**Exercise instructions**. Copy out each line of the data that holds the word "Choose".

**Data shown**.
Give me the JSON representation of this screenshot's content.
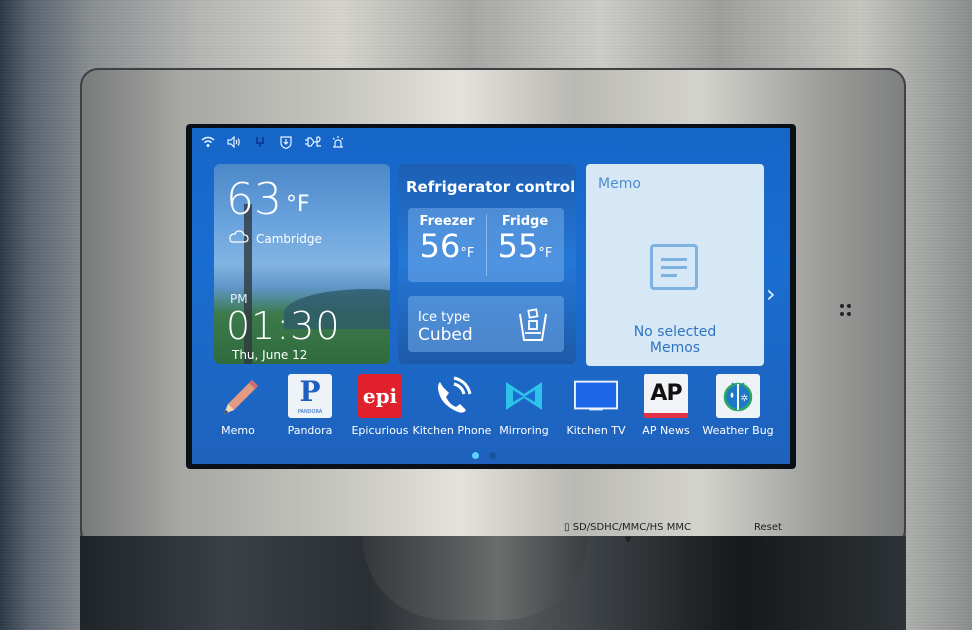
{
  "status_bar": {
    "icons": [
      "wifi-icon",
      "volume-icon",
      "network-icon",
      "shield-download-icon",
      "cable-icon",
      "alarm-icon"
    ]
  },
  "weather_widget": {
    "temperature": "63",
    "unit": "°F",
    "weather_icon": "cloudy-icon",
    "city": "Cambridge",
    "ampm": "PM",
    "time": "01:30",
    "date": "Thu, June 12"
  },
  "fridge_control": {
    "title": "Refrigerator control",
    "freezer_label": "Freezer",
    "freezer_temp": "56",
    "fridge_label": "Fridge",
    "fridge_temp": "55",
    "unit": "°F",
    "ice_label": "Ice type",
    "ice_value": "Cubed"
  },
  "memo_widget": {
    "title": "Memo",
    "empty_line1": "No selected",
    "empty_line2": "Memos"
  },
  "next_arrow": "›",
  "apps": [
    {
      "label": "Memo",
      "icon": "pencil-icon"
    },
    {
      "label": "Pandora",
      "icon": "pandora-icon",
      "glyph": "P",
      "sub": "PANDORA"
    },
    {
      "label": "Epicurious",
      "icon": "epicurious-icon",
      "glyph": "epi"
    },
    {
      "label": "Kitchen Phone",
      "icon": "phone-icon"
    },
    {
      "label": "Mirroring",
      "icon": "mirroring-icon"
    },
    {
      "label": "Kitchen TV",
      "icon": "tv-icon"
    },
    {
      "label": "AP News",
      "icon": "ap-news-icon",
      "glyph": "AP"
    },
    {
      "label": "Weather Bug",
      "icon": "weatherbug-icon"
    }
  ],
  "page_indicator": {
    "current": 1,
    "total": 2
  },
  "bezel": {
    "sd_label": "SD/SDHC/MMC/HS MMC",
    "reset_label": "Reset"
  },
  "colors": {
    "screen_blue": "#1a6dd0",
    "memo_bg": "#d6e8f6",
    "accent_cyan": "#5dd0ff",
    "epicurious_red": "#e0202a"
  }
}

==

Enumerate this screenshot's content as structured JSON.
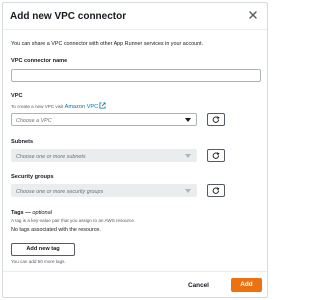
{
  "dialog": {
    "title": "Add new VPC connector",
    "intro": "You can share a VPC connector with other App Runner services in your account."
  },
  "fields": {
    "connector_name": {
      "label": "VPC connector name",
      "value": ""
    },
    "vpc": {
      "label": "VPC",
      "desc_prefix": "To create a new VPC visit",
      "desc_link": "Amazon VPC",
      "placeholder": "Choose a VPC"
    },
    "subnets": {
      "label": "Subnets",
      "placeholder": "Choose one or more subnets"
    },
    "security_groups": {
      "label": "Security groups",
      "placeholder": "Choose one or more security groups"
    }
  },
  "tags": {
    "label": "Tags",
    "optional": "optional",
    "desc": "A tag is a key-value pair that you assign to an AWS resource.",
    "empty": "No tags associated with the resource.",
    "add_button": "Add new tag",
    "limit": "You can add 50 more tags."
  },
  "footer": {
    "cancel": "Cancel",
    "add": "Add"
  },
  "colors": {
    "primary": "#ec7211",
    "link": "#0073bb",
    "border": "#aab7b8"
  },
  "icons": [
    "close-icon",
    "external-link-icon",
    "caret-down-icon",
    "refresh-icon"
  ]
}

**Task response**.
      "placeholder": "Choose a VPC"
      "placeholder": "Choose one or more subnets"
      "placeholder": "Choose one or more security groups"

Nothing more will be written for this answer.